* PROBLEM DESCRIPTION
For the records below, report how many lines include the word "University". Only the number should appear.

____

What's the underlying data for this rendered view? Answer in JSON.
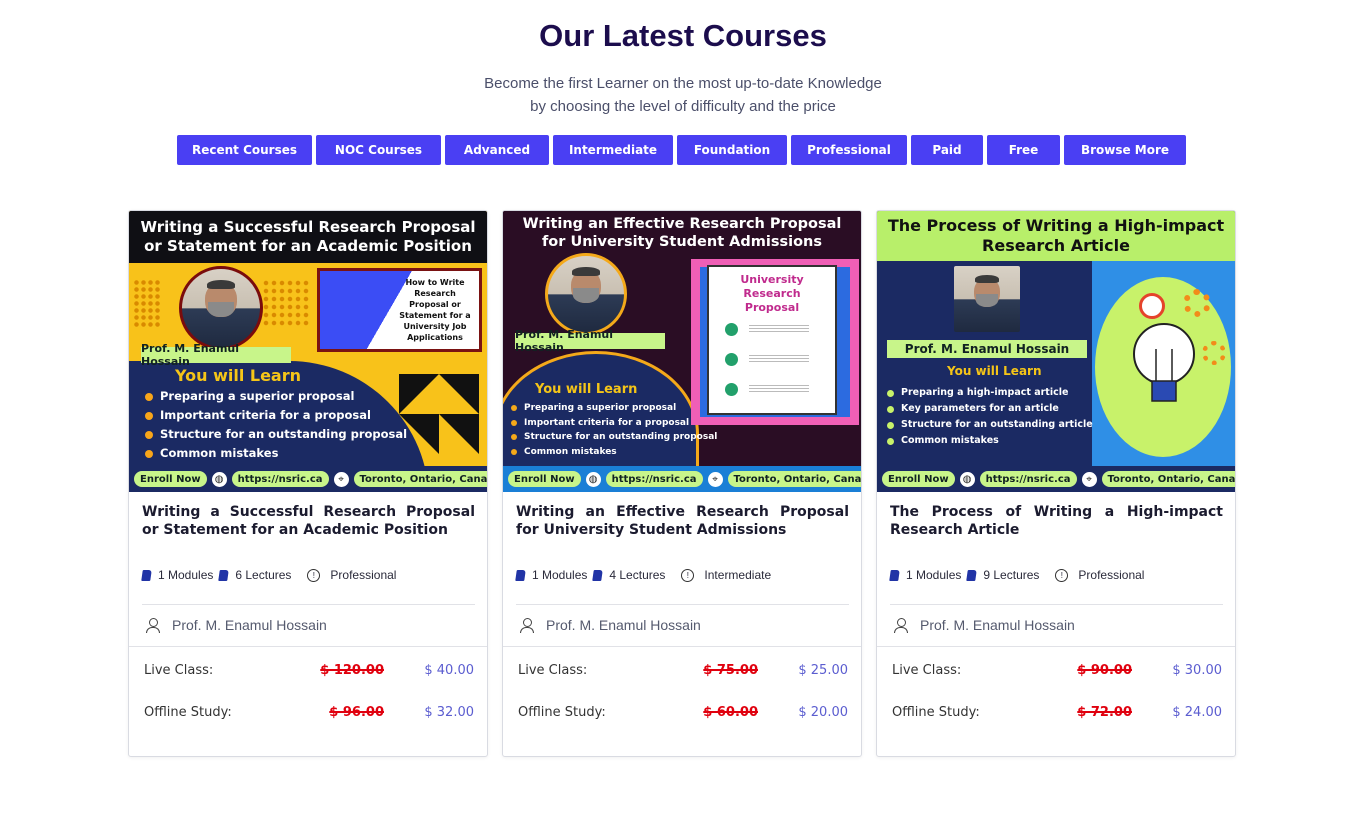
{
  "header": {
    "title": "Our Latest Courses",
    "subtitle_line1": "Become the first Learner on the most up-to-date Knowledge",
    "subtitle_line2": "by choosing the level of difficulty and the price"
  },
  "filters": [
    "Recent Courses",
    "NOC Courses",
    "Advanced",
    "Intermediate",
    "Foundation",
    "Professional",
    "Paid",
    "Free",
    "Browse More"
  ],
  "labels": {
    "modules_suffix": "Modules",
    "lectures_suffix": "Lectures",
    "live_class": "Live Class:",
    "offline_study": "Offline Study:"
  },
  "courses": [
    {
      "thumb": {
        "title": "Writing a Successful Research Proposal or Statement for an Academic Position",
        "instructor": "Prof. M. Enamul Hossain",
        "learn_heading": "You will Learn",
        "points": [
          "Preparing a superior proposal",
          "Important criteria for a proposal",
          "Structure for an outstanding proposal",
          "Common mistakes"
        ],
        "side_card": "How to Write Research Proposal or Statement for a University Job Applications",
        "enroll": "Enroll Now",
        "site": "https://nsric.ca",
        "location": "Toronto, Ontario, Canada"
      },
      "title": "Writing a Successful Research Proposal or Statement for an Academic Position",
      "modules": "1 Modules",
      "lectures": "6 Lectures",
      "level": "Professional",
      "instructor": "Prof. M. Enamul Hossain",
      "live_old": "$ 120.00",
      "live_new": "$ 40.00",
      "offline_old": "$ 96.00",
      "offline_new": "$ 32.00"
    },
    {
      "thumb": {
        "title": "Writing an Effective Research Proposal for University Student Admissions",
        "instructor": "Prof. M. Enamul Hossain",
        "learn_heading": "You will Learn",
        "points": [
          "Preparing a superior proposal",
          "Important criteria for a proposal",
          "Structure for an outstanding proposal",
          "Common mistakes"
        ],
        "side_card": "University Research Proposal",
        "enroll": "Enroll Now",
        "site": "https://nsric.ca",
        "location": "Toronto, Ontario, Canada"
      },
      "title": "Writing an Effective Research Proposal for University Student Admissions",
      "modules": "1 Modules",
      "lectures": "4 Lectures",
      "level": "Intermediate",
      "instructor": "Prof. M. Enamul Hossain",
      "live_old": "$ 75.00",
      "live_new": "$ 25.00",
      "offline_old": "$ 60.00",
      "offline_new": "$ 20.00"
    },
    {
      "thumb": {
        "title": "The Process of Writing a High-impact Research Article",
        "instructor": "Prof. M. Enamul Hossain",
        "learn_heading": "You will Learn",
        "points": [
          "Preparing a high-impact article",
          "Key parameters for an article",
          "Structure for an outstanding article",
          "Common mistakes"
        ],
        "enroll": "Enroll Now",
        "site": "https://nsric.ca",
        "location": "Toronto, Ontario, Canada"
      },
      "title": "The Process of Writing a High-impact Research Article",
      "modules": "1 Modules",
      "lectures": "9 Lectures",
      "level": "Professional",
      "instructor": "Prof. M. Enamul Hossain",
      "live_old": "$ 90.00",
      "live_new": "$ 30.00",
      "offline_old": "$ 72.00",
      "offline_new": "$ 24.00"
    }
  ]
}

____

* TASK OUTPUT
4